• _Task prompt_:
Return each line in the records below that includes "JSON".
○ ○ ○ ○ ○ ○ ○
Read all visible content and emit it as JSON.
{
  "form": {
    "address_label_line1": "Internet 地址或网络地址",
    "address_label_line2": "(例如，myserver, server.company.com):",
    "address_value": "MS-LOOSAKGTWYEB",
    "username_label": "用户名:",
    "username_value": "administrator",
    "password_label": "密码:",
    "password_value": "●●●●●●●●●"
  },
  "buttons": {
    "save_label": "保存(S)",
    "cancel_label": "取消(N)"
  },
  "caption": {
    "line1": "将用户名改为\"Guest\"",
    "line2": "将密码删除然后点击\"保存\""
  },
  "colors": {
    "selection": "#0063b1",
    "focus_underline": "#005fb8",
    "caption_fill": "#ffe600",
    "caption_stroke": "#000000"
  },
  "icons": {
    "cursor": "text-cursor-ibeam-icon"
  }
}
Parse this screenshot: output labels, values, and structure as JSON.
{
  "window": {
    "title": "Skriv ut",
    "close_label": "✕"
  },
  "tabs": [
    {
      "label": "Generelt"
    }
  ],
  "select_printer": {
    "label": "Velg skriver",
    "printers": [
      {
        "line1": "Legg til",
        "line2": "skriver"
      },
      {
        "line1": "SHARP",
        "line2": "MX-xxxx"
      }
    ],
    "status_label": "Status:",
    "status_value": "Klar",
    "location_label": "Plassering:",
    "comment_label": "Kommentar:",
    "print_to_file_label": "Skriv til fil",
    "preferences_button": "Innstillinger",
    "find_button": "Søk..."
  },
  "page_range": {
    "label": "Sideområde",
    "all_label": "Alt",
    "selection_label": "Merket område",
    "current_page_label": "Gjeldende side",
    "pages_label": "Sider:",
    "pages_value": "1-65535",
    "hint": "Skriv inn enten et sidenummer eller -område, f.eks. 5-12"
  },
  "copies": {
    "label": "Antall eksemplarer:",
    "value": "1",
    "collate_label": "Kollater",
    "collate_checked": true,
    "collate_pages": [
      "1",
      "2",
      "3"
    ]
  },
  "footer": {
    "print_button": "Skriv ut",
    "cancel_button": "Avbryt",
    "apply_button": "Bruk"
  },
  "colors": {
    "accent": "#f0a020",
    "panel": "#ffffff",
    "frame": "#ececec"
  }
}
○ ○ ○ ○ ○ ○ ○
• _Written solution_:
Read all visible content and emit it as JSON.
Parse this screenshot: output labels, values, and structure as JSON.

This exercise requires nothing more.